Task instructions> In the data that follows, each entry is to be restated exactly.

Task material>
________________

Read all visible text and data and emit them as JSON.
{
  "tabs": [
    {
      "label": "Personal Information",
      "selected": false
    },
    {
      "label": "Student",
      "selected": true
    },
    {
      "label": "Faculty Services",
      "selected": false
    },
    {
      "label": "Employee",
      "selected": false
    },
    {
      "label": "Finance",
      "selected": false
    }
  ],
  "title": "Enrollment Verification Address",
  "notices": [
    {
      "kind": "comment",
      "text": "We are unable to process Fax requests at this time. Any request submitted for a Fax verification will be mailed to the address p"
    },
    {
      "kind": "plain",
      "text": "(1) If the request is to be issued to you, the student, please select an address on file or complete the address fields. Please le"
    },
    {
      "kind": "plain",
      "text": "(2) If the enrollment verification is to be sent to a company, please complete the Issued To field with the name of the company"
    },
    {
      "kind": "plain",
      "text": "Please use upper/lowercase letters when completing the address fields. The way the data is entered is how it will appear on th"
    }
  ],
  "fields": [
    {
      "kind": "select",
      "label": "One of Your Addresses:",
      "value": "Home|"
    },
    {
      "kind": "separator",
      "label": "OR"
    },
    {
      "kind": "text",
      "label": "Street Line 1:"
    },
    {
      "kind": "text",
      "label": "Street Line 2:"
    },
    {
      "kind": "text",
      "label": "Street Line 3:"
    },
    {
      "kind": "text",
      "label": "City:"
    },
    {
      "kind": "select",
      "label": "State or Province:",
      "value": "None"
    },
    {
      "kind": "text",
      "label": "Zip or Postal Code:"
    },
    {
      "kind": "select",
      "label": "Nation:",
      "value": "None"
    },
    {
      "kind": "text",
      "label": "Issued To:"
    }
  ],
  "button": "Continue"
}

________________

Answer space>
Read all visible text and data and emit them as JSON.
{
  "tabs": [
    {
      "label": "Personal Information",
      "selected": false
    },
    {
      "label": "Student",
      "selected": true
    },
    {
      "label": "Faculty Services",
      "selected": false
    },
    {
      "label": "Employee",
      "selected": false
    },
    {
      "label": "Finance",
      "selected": false
    }
  ],
  "title": "Enrollment Verification Address",
  "notices": [
    {
      "kind": "comment",
      "text": "We are unable to process Fax requests at this time. Any request submitted for a Fax verification will be mailed to the address p"
    },
    {
      "kind": "plain",
      "text": "(1) If the request is to be issued to you, the student, please select an address on file or complete the address fields. Please le"
    },
    {
      "kind": "plain",
      "text": "(2) If the enrollment verification is to be sent to a company, please complete the Issued To field with the name of the company"
    },
    {
      "kind": "plain",
      "text": "Please use upper/lowercase letters when completing the address fields. The way the data is entered is how it will appear on th"
    }
  ],
  "fields": [
    {
      "kind": "select",
      "label": "One of Your Addresses:",
      "value": "Home|"
    },
    {
      "kind": "separator",
      "label": "OR"
    },
    {
      "kind": "text",
      "label": "Street Line 1:"
    },
    {
      "kind": "text",
      "label": "Street Line 2:"
    },
    {
      "kind": "text",
      "label": "Street Line 3:"
    },
    {
      "kind": "text",
      "label": "City:"
    },
    {
      "kind": "select",
      "label": "State or Province:",
      "value": "None"
    },
    {
      "kind": "text",
      "label": "Zip or Postal Code:"
    },
    {
      "kind": "select",
      "label": "Nation:",
      "value": "None"
    },
    {
      "kind": "text",
      "label": "Issued To:"
    }
  ],
  "button": "Continue"
}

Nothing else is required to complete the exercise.